Phillip Lopate describes the shape of Manhattan Island as‘a luxury liner, permanently docked, going nowhere’. This feeling of being tethered to the land, unable to get to sea, was a feature of New York life for much of the twentieth century. New York was an island without a coast. The West Side piers that once welcomed the Lusitania spent most of the twentieth century crumbling or behind barbed wire, while the East Side’s coves and points were cut off from pedestrians by six lanes of the Robert Moses-designed Franklin Delano Roosevelt Drive. It wasn’t much easier to reach the shores of Brooklyn, Queens or the Bronx, either: with a few exceptions, they were largely reserved for municipal or industrial use, and easiest to see from the Staten Island Ferry (en route to the borough with the most beaches). Now, slowly, the city is reclaiming its shoreline, with some spectacular results.

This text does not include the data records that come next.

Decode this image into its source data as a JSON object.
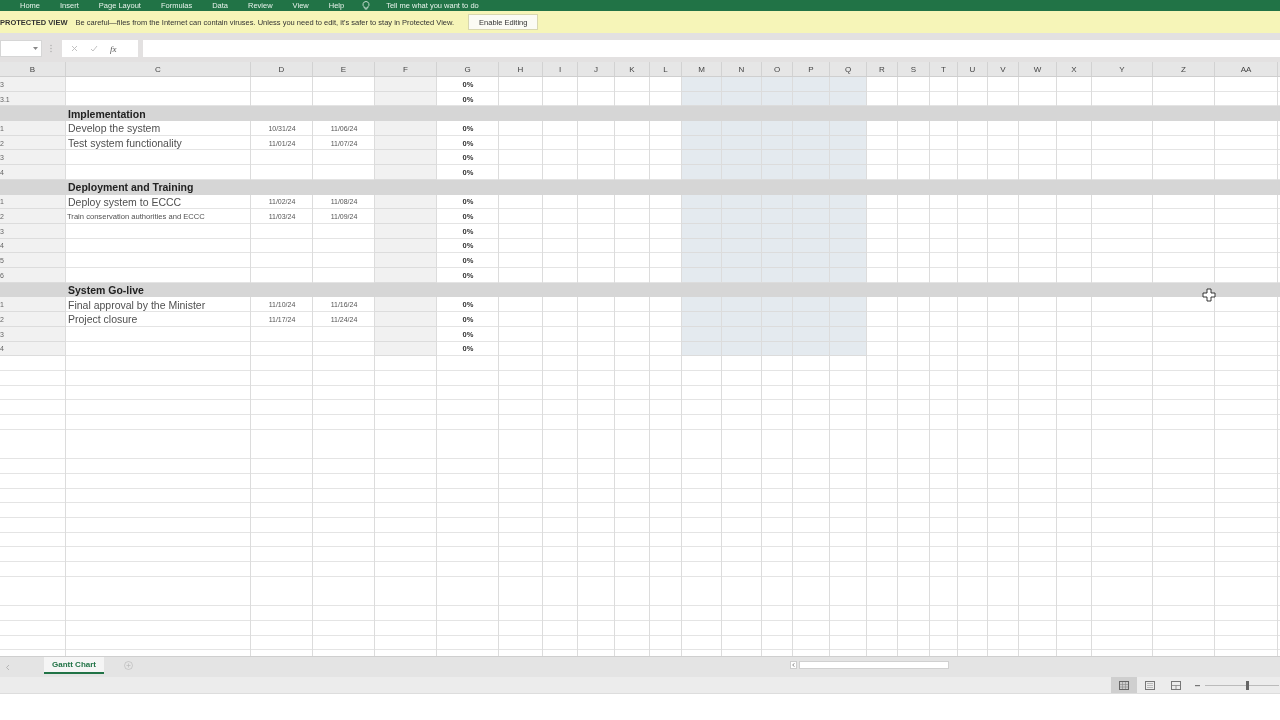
{
  "ribbon": {
    "tabs": [
      "Home",
      "Insert",
      "Page Layout",
      "Formulas",
      "Data",
      "Review",
      "View",
      "Help"
    ],
    "tell_me": "Tell me what you want to do"
  },
  "protected_view": {
    "label": "PROTECTED VIEW",
    "message": "Be careful—files from the Internet can contain viruses. Unless you need to edit, it's safer to stay in Protected View.",
    "button": "Enable Editing"
  },
  "formula_bar": {
    "function_label": "fx"
  },
  "columns": [
    {
      "name": "B",
      "band": false
    },
    {
      "name": "C",
      "band": false
    },
    {
      "name": "D",
      "band": false
    },
    {
      "name": "E",
      "band": false
    },
    {
      "name": "F",
      "band": false
    },
    {
      "name": "G",
      "band": false
    },
    {
      "name": "H",
      "band": false
    },
    {
      "name": "I",
      "band": false
    },
    {
      "name": "J",
      "band": false
    },
    {
      "name": "K",
      "band": false
    },
    {
      "name": "L",
      "band": false
    },
    {
      "name": "M",
      "band": true
    },
    {
      "name": "N",
      "band": true
    },
    {
      "name": "O",
      "band": true
    },
    {
      "name": "P",
      "band": true
    },
    {
      "name": "Q",
      "band": true
    },
    {
      "name": "R",
      "band": false
    },
    {
      "name": "S",
      "band": false
    },
    {
      "name": "T",
      "band": false
    },
    {
      "name": "U",
      "band": false
    },
    {
      "name": "V",
      "band": false
    },
    {
      "name": "W",
      "band": false
    },
    {
      "name": "X",
      "band": false
    },
    {
      "name": "Y",
      "band": false
    },
    {
      "name": "Z",
      "band": false
    },
    {
      "name": "AA",
      "band": false
    }
  ],
  "rows": [
    {
      "kind": "task",
      "wbs": "3",
      "progress": "0%"
    },
    {
      "kind": "task",
      "wbs": "3.1",
      "progress": "0%"
    },
    {
      "kind": "section",
      "title": "Implementation"
    },
    {
      "kind": "task",
      "wbs": "1",
      "name": "Develop the system",
      "start": "10/31/24",
      "end": "11/06/24",
      "progress": "0%"
    },
    {
      "kind": "task",
      "wbs": "2",
      "name": "Test system functionality",
      "start": "11/01/24",
      "end": "11/07/24",
      "progress": "0%"
    },
    {
      "kind": "task",
      "wbs": "3",
      "progress": "0%"
    },
    {
      "kind": "task",
      "wbs": "4",
      "progress": "0%"
    },
    {
      "kind": "section",
      "title": "Deployment and Training"
    },
    {
      "kind": "task",
      "wbs": "1",
      "name": "Deploy system to ECCC",
      "start": "11/02/24",
      "end": "11/08/24",
      "progress": "0%"
    },
    {
      "kind": "task",
      "wbs": "2",
      "name": "Train conservation authorities and ECCC",
      "shrink_to_fit": true,
      "start": "11/03/24",
      "end": "11/09/24",
      "progress": "0%"
    },
    {
      "kind": "task",
      "wbs": "3",
      "progress": "0%"
    },
    {
      "kind": "task",
      "wbs": "4",
      "progress": "0%"
    },
    {
      "kind": "task",
      "wbs": "5",
      "progress": "0%"
    },
    {
      "kind": "task",
      "wbs": "6",
      "progress": "0%"
    },
    {
      "kind": "section",
      "title": "System Go-live"
    },
    {
      "kind": "task",
      "wbs": "1",
      "name": "Final approval by the Minister",
      "start": "11/10/24",
      "end": "11/16/24",
      "progress": "0%"
    },
    {
      "kind": "task",
      "wbs": "2",
      "name": "Project closure",
      "start": "11/17/24",
      "end": "11/24/24",
      "progress": "0%"
    },
    {
      "kind": "task",
      "wbs": "3",
      "progress": "0%"
    },
    {
      "kind": "task",
      "wbs": "4",
      "progress": "0%"
    }
  ],
  "sheet_tabs": [
    {
      "label": "Gantt Chart",
      "selected": true
    }
  ],
  "status_bar": {
    "views": [
      {
        "kind": "normal",
        "selected": true
      },
      {
        "kind": "page-layout",
        "selected": false
      },
      {
        "kind": "page-break",
        "selected": false
      }
    ],
    "zoom": {
      "level": 0.55
    }
  }
}
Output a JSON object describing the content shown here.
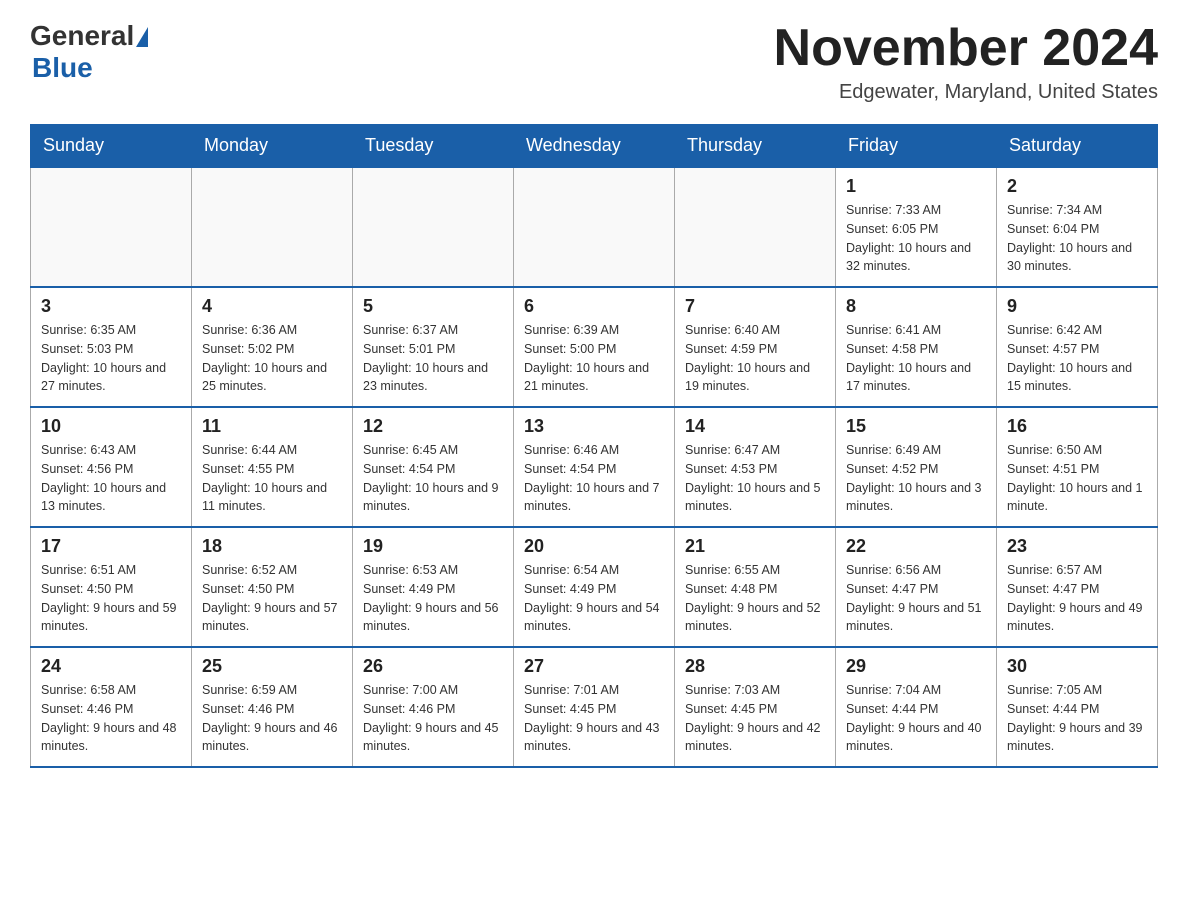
{
  "header": {
    "logo_general": "General",
    "logo_blue": "Blue",
    "title": "November 2024",
    "location": "Edgewater, Maryland, United States"
  },
  "weekdays": [
    "Sunday",
    "Monday",
    "Tuesday",
    "Wednesday",
    "Thursday",
    "Friday",
    "Saturday"
  ],
  "weeks": [
    [
      {
        "day": "",
        "sunrise": "",
        "sunset": "",
        "daylight": ""
      },
      {
        "day": "",
        "sunrise": "",
        "sunset": "",
        "daylight": ""
      },
      {
        "day": "",
        "sunrise": "",
        "sunset": "",
        "daylight": ""
      },
      {
        "day": "",
        "sunrise": "",
        "sunset": "",
        "daylight": ""
      },
      {
        "day": "",
        "sunrise": "",
        "sunset": "",
        "daylight": ""
      },
      {
        "day": "1",
        "sunrise": "Sunrise: 7:33 AM",
        "sunset": "Sunset: 6:05 PM",
        "daylight": "Daylight: 10 hours and 32 minutes."
      },
      {
        "day": "2",
        "sunrise": "Sunrise: 7:34 AM",
        "sunset": "Sunset: 6:04 PM",
        "daylight": "Daylight: 10 hours and 30 minutes."
      }
    ],
    [
      {
        "day": "3",
        "sunrise": "Sunrise: 6:35 AM",
        "sunset": "Sunset: 5:03 PM",
        "daylight": "Daylight: 10 hours and 27 minutes."
      },
      {
        "day": "4",
        "sunrise": "Sunrise: 6:36 AM",
        "sunset": "Sunset: 5:02 PM",
        "daylight": "Daylight: 10 hours and 25 minutes."
      },
      {
        "day": "5",
        "sunrise": "Sunrise: 6:37 AM",
        "sunset": "Sunset: 5:01 PM",
        "daylight": "Daylight: 10 hours and 23 minutes."
      },
      {
        "day": "6",
        "sunrise": "Sunrise: 6:39 AM",
        "sunset": "Sunset: 5:00 PM",
        "daylight": "Daylight: 10 hours and 21 minutes."
      },
      {
        "day": "7",
        "sunrise": "Sunrise: 6:40 AM",
        "sunset": "Sunset: 4:59 PM",
        "daylight": "Daylight: 10 hours and 19 minutes."
      },
      {
        "day": "8",
        "sunrise": "Sunrise: 6:41 AM",
        "sunset": "Sunset: 4:58 PM",
        "daylight": "Daylight: 10 hours and 17 minutes."
      },
      {
        "day": "9",
        "sunrise": "Sunrise: 6:42 AM",
        "sunset": "Sunset: 4:57 PM",
        "daylight": "Daylight: 10 hours and 15 minutes."
      }
    ],
    [
      {
        "day": "10",
        "sunrise": "Sunrise: 6:43 AM",
        "sunset": "Sunset: 4:56 PM",
        "daylight": "Daylight: 10 hours and 13 minutes."
      },
      {
        "day": "11",
        "sunrise": "Sunrise: 6:44 AM",
        "sunset": "Sunset: 4:55 PM",
        "daylight": "Daylight: 10 hours and 11 minutes."
      },
      {
        "day": "12",
        "sunrise": "Sunrise: 6:45 AM",
        "sunset": "Sunset: 4:54 PM",
        "daylight": "Daylight: 10 hours and 9 minutes."
      },
      {
        "day": "13",
        "sunrise": "Sunrise: 6:46 AM",
        "sunset": "Sunset: 4:54 PM",
        "daylight": "Daylight: 10 hours and 7 minutes."
      },
      {
        "day": "14",
        "sunrise": "Sunrise: 6:47 AM",
        "sunset": "Sunset: 4:53 PM",
        "daylight": "Daylight: 10 hours and 5 minutes."
      },
      {
        "day": "15",
        "sunrise": "Sunrise: 6:49 AM",
        "sunset": "Sunset: 4:52 PM",
        "daylight": "Daylight: 10 hours and 3 minutes."
      },
      {
        "day": "16",
        "sunrise": "Sunrise: 6:50 AM",
        "sunset": "Sunset: 4:51 PM",
        "daylight": "Daylight: 10 hours and 1 minute."
      }
    ],
    [
      {
        "day": "17",
        "sunrise": "Sunrise: 6:51 AM",
        "sunset": "Sunset: 4:50 PM",
        "daylight": "Daylight: 9 hours and 59 minutes."
      },
      {
        "day": "18",
        "sunrise": "Sunrise: 6:52 AM",
        "sunset": "Sunset: 4:50 PM",
        "daylight": "Daylight: 9 hours and 57 minutes."
      },
      {
        "day": "19",
        "sunrise": "Sunrise: 6:53 AM",
        "sunset": "Sunset: 4:49 PM",
        "daylight": "Daylight: 9 hours and 56 minutes."
      },
      {
        "day": "20",
        "sunrise": "Sunrise: 6:54 AM",
        "sunset": "Sunset: 4:49 PM",
        "daylight": "Daylight: 9 hours and 54 minutes."
      },
      {
        "day": "21",
        "sunrise": "Sunrise: 6:55 AM",
        "sunset": "Sunset: 4:48 PM",
        "daylight": "Daylight: 9 hours and 52 minutes."
      },
      {
        "day": "22",
        "sunrise": "Sunrise: 6:56 AM",
        "sunset": "Sunset: 4:47 PM",
        "daylight": "Daylight: 9 hours and 51 minutes."
      },
      {
        "day": "23",
        "sunrise": "Sunrise: 6:57 AM",
        "sunset": "Sunset: 4:47 PM",
        "daylight": "Daylight: 9 hours and 49 minutes."
      }
    ],
    [
      {
        "day": "24",
        "sunrise": "Sunrise: 6:58 AM",
        "sunset": "Sunset: 4:46 PM",
        "daylight": "Daylight: 9 hours and 48 minutes."
      },
      {
        "day": "25",
        "sunrise": "Sunrise: 6:59 AM",
        "sunset": "Sunset: 4:46 PM",
        "daylight": "Daylight: 9 hours and 46 minutes."
      },
      {
        "day": "26",
        "sunrise": "Sunrise: 7:00 AM",
        "sunset": "Sunset: 4:46 PM",
        "daylight": "Daylight: 9 hours and 45 minutes."
      },
      {
        "day": "27",
        "sunrise": "Sunrise: 7:01 AM",
        "sunset": "Sunset: 4:45 PM",
        "daylight": "Daylight: 9 hours and 43 minutes."
      },
      {
        "day": "28",
        "sunrise": "Sunrise: 7:03 AM",
        "sunset": "Sunset: 4:45 PM",
        "daylight": "Daylight: 9 hours and 42 minutes."
      },
      {
        "day": "29",
        "sunrise": "Sunrise: 7:04 AM",
        "sunset": "Sunset: 4:44 PM",
        "daylight": "Daylight: 9 hours and 40 minutes."
      },
      {
        "day": "30",
        "sunrise": "Sunrise: 7:05 AM",
        "sunset": "Sunset: 4:44 PM",
        "daylight": "Daylight: 9 hours and 39 minutes."
      }
    ]
  ]
}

Toy Airplane by Robert Lopez

OBJECTToy Airplane


Photo by Nura Qureshi

Photo by Nura Qureshi

This story is published in collaboration with Significant Objects


A man on a park bench then another man next to him.

The first man there for no good reason.

The other man the kind of man who sits next to strange men on park benches.

This other man has with him a toy airplane.

He holds the toy airplane in his right hand, which is battered, bloodied.

It looks as though the other man had been in a street-fight and was declared the winner. The toy airplane his trophy.

The other man holds the toy airplane like a trophy.

The day has in it the sky and sun.

There are clouds and women.

It is routine.

The first man looks at the other man. He looks at the toy airplane. He says nothing.

A week goes by. Then another.

Then the man holding the toy airplane speaks.

And of course to make a long story short, he says, anyone living in a pretty how townhouse can look beyond themselves into the kitchen breakfront and clearly see between two pieces of ordinary china that every second of every livelong day of an already long week in a rather long month can often lead to an even longer year and subsequently is almost always followed by a long decade which is only one tenth of a long century and compared to the long long millennium is practically insignificant on this or any other beautiful Sunday morning.

The first man says, I know what you mean, and leaves.

The other man remains on the bench holding the toy airplane for the rest of his natural born life, which concludes twelve years later on a Thursday evening, just before dusk.

The body goes undisturbed until the next day when a passerby alerts the authorities. Two hours later the body is removed and taken to the county medical examiner’s office.

There is no mention of the toy airplane in the medical examiner’s report, only a note concerning the right hand in which the subject held the toy airplane, which was strangely contorted and atrophied.

Robert Lopez is the author of two novels, Part of the World and Kamby Bolongo Mean River, and a collection of short fiction, Asunder. He teaches at The New School, Pratt Institute and Columbia University.